Workforce Shortage or Obvious Trend? (What’s really going on with the current job market?)
by Robin Sacks
I was talking to a friend the other day and he shared with me how difficult it is right now to find ‘quality people’ to hire for his business.
His take included how some circumstances (read: unemployment dollars) are making it “easier” for people to not have to jump at jobs.
After listening to his thoughts on the current job market, I was more than happy to share some of my own.
Based on multiple conversations I have had over the past several months, along with simply paying attention to the human decision element of life lessons, here are some of the thoughts I shared with him.
People had to find other things, and so they did.
From Broadway actors to welders to retail workers, their jobs were not available for almost a year (or beyond)! Many people, for the first time in their careers, had an opportunity to explore other professions, experience a different work/life balance, and make their own choices, instead of just getting on and staying on the proverbial hamster wheel.
Many of these people did, in fact, find another career and have no intention of returning to their previous one. Some found something they just like better, while others were in a bad situation and the separation gave them enough clarity not to go back. For a year, all we had was time, and a lot of people took advantage of it by going back to school or learning new skills. For those people, they may have outgrown their previous roles by the time they were asked to return to them.
If your business’ work/life balance sucks, it’s going to be hard to attract quality people.
If you still are wearing the “you have to work hard” mantra on your sleeve, you are a bit behind the times. “Hard work” looks different today than it did in previous generations. We’re in the information age, not the industrial age.
If you are still trying to attract quality talent with the same words and schedules that you’ve used for years, you might mistake those who aren’t interested as “lazy” or “not wanting to put in the work.” In reality, job seekers are more savvy than every before, and businesses that understand this also understand that “hard work” doesn’t mean putting your nose to the grindstone without looking up — we actually know now that balance, breaks, and self-care push productivity through the roof!
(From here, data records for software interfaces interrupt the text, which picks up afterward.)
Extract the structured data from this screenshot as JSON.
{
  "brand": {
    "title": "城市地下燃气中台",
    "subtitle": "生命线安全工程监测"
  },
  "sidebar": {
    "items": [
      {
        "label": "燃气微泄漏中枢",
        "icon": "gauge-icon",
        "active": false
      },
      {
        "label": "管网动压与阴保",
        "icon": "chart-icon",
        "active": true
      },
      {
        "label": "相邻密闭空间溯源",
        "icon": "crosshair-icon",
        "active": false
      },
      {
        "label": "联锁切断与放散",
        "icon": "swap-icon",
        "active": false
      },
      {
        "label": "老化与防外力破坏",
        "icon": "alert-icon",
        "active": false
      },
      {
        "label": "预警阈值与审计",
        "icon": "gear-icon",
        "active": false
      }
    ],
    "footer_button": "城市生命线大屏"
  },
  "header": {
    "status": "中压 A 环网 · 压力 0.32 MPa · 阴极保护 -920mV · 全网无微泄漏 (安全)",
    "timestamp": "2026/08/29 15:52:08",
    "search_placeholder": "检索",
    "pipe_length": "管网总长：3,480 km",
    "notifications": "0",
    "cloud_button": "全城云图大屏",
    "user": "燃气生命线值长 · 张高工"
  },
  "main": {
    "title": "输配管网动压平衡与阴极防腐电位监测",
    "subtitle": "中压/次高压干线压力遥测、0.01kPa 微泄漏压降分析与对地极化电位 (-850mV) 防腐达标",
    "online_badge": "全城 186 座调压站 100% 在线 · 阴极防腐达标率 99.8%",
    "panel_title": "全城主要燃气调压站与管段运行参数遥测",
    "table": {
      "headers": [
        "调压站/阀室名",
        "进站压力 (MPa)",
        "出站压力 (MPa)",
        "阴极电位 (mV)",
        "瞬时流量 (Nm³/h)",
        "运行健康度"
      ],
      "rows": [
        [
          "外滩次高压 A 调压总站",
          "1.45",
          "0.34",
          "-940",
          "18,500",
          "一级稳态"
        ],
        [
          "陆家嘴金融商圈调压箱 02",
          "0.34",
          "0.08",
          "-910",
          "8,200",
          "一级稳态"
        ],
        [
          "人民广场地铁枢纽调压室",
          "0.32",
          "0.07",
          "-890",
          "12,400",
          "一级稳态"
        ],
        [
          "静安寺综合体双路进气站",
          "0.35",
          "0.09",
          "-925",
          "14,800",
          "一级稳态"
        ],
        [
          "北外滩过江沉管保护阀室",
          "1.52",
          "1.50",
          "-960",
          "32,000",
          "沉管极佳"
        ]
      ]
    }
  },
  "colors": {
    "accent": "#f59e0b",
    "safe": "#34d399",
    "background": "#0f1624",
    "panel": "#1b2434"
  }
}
When you find what motivates different people, you can offer them what motivates them, and get great work out of amazing people who bring tremendous value to you and your company. If you still believe that money is the only thing that motivates people, you’re losing the quality employees you want to other companies that already get that it might be something different. Self-worth, adding value, and purposeful work are major motivators for two full generations of workers now. If you don’t realize that, you’re behind the times and no dye job is going to cover your gray hairs. ;)
Fewer young people are going in to certain lines of work; that is why there’s a shortage.
The pandemic isn’t the reason there are shortages in certain industries. In some lines of work, there was a shortage before COVID was even known about.
Construction is a good example. I have had conversations with aging general contractors who have been looking for younger people to learn the trades for years without great success. Again, some might choose to view that as “they don’t want to work that hard” or “get their hands dirty.” The reality is that many of those younger people simply prefer jobs that allow them to take their laptop anywhere, whether that be a coffee house, the beach, an office or their living room, and do meaningful work on their own schedules, creating value for their companies, and getting paid well to make a difference.
They are working hard, in a different way.
As times change, there is simply more opportunity to do more and different things. It’s no different than looking back a couple of generations and trying to image yourself doing the work your grandparents or great-grandparents did. With progress comes new opportunities; and with new opportunities comes a distancing from the past.
The pandemic changed many things for many people; one of the things that changed for some is that they took a harder look at themselves and really thought about what they want out of life. It’s often only when we get kicked off of auto-pilot that we discover there is more out there for us that may be worth exploring, and I think that’s exactly what a lot of workers did before returning to the workforce. For many of them, it may have been the first time in their entire lives that they stepped off that proverbial hamster wheel and saw a chance to create a life chosen on their own terms.